On Oct. 17, Ontario will introduce a system for online sales — a private retail model is expected by April 1, 2019. (CBC)

The Ontario government’s plan to delay the roll-out of brick-and-mortar recreational marijuana stores in the province weighed on shares of Canada’s pot companies in early trading on Tuesday, but one long-time Wall Street observer believes investors should be fired up about the decision.

Vivien Azer, a managing director and senior research analyst at Cowen and Company, said “less sophisticated investors” are not grasping the long-term implications of privatized marijuana sales in a province that will account to 40 per cent of the Canadian market. 

“I think there is a lack of understanding,” she said on Tuesday. “Private retail will allow for a higher quality consumer experience at point-of-sale.”

On Monday afternoon, Ontario’s Progressive Conservative government, which took power at the end of June, announced its plan to roll out online pot sales once the drug becomes legal on Oct. 17. A privately-run retail model will follow on April 1, 2019.

The plan is a marked departure from the previous Liberal government’s preference for government-run pot sales, both online and in physical stores. 

Shares of Horizons Marijuana Life Sciences ETF (HMMJ.TO), which tracks an array of cannabis companies, fell as much as 3.7 per cent in Thursday’s session. Shares of Canopy Growth Corp., Canada’s largest cannabis company, dropped as much as 7.6 per cent. 

“There is a disconnect between investor sentiment and the fundamentals,” Azer said.

She said many publicly-traded cannabis companies welcome a smaller role for provincial governments when it comes to recreational sales, pointing specifically to British Columbia-based Tilray Inc. 

“We hosted a conference call with Tilray’s management team yesterday, and Brendan Kennedy (the company’s president) offered that sentiment,” Azer said. “His view is that long-term, it is positive.” 

Azer said Cowen and Company stands by its “outperform” rating on both Canopy Growth Corp. and Tilray Inc., and suggest investors may be wise to take advantage of Tuesday’s pot stock downturn. 

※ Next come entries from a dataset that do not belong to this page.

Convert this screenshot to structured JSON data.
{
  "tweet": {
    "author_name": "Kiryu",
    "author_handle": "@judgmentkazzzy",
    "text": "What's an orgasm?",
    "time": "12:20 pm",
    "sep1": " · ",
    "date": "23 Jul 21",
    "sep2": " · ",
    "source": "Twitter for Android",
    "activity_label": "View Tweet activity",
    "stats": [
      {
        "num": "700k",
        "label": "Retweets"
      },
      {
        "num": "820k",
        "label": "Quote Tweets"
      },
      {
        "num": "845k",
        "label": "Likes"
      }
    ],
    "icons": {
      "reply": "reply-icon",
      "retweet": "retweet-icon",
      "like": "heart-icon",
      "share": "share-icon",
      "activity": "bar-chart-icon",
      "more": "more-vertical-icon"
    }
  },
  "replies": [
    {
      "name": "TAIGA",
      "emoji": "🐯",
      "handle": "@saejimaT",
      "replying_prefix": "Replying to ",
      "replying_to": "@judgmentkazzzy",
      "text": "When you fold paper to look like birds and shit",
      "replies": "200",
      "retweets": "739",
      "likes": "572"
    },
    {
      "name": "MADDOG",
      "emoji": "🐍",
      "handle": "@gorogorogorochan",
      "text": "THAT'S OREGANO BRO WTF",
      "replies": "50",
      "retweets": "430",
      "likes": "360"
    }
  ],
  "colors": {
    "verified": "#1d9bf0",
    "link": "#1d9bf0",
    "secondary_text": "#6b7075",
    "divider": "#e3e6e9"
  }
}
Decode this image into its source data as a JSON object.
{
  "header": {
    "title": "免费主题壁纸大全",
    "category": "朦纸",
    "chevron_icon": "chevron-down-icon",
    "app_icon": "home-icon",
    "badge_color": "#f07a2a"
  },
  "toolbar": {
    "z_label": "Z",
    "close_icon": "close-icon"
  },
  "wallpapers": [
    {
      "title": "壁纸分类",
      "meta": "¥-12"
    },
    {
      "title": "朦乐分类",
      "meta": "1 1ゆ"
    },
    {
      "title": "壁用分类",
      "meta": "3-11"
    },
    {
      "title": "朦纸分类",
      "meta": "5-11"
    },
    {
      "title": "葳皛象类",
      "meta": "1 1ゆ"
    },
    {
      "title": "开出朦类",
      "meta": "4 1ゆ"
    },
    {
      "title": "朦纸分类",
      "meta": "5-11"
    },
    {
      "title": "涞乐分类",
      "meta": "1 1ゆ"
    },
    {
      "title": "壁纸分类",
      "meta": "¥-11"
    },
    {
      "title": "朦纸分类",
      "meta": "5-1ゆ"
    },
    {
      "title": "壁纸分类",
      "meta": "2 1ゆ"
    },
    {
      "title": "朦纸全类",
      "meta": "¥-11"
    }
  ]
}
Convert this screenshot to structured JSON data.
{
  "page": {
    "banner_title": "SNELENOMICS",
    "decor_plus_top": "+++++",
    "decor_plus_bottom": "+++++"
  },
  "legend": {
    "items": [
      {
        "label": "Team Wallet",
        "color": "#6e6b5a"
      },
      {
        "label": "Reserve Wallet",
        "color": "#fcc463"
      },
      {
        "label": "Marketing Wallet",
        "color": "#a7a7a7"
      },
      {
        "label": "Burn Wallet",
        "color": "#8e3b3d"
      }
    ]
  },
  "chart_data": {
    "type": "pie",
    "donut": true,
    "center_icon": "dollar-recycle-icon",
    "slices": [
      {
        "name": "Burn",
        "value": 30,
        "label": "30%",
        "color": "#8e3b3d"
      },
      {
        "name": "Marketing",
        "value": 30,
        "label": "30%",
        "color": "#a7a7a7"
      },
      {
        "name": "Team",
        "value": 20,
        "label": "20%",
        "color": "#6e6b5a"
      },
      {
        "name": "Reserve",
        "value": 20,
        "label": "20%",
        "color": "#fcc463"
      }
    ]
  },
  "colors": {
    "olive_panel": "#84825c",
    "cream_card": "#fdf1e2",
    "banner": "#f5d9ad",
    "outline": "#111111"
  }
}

“I do view weakness as a buying opportunity. That being said, I would just caution that these stocks are not for the faint of heart.”